# [WHAT TO DO]
Copy out each line of the data below in which "Ronaldo" appears.

# [PROVIDED MATERIAL]
-- Opening Marker --

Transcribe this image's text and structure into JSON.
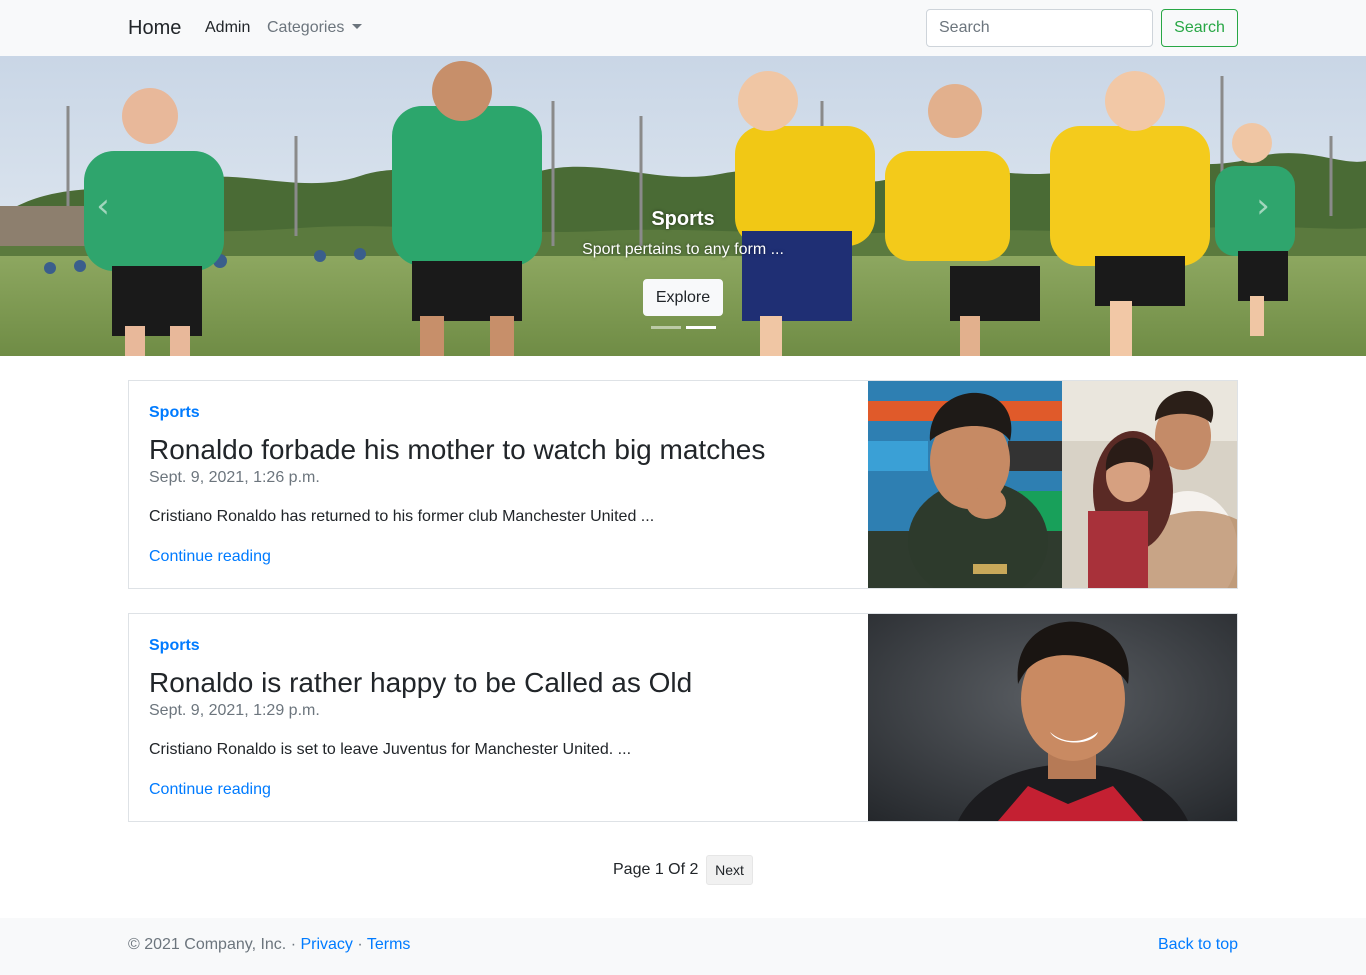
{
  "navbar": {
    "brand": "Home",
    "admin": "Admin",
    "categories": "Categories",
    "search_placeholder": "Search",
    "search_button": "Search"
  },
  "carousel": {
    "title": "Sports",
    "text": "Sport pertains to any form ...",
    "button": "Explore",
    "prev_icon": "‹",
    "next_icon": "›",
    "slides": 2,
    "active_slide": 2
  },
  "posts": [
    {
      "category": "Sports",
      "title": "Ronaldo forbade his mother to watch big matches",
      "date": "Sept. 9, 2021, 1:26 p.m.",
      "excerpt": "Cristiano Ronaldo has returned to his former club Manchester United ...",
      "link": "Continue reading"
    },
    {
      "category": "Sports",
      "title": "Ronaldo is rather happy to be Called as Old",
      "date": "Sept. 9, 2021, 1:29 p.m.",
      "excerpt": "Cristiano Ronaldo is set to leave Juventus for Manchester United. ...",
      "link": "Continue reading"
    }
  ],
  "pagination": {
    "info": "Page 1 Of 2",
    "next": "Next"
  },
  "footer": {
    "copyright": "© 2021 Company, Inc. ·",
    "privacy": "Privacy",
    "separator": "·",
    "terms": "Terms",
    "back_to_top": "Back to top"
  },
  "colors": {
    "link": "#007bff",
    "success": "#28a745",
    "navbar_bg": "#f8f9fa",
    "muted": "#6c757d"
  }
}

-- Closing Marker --
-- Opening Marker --

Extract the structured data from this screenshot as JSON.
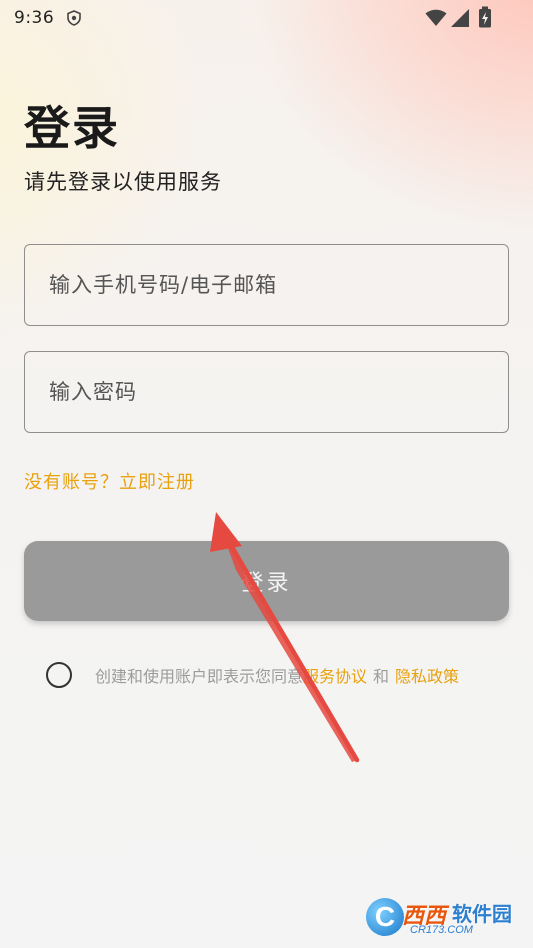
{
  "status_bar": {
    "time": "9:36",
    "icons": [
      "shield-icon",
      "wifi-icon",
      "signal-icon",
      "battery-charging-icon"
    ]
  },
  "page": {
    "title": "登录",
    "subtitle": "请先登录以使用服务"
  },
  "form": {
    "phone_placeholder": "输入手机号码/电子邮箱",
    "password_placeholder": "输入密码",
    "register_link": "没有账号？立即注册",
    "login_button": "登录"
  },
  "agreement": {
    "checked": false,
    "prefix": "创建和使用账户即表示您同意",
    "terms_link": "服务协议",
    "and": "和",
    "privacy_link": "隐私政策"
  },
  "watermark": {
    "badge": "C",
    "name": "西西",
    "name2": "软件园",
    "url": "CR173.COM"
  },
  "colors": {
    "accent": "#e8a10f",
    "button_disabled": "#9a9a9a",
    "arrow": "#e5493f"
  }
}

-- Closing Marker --

# [ANSWER SECTION]
      "title": "Ronaldo forbade his mother to watch big matches",
      "excerpt": "Cristiano Ronaldo has returned to his former club Manchester United ...",
      "title": "Ronaldo is rather happy to be Called as Old",
      "excerpt": "Cristiano Ronaldo is set to leave Juventus for Manchester United. ...",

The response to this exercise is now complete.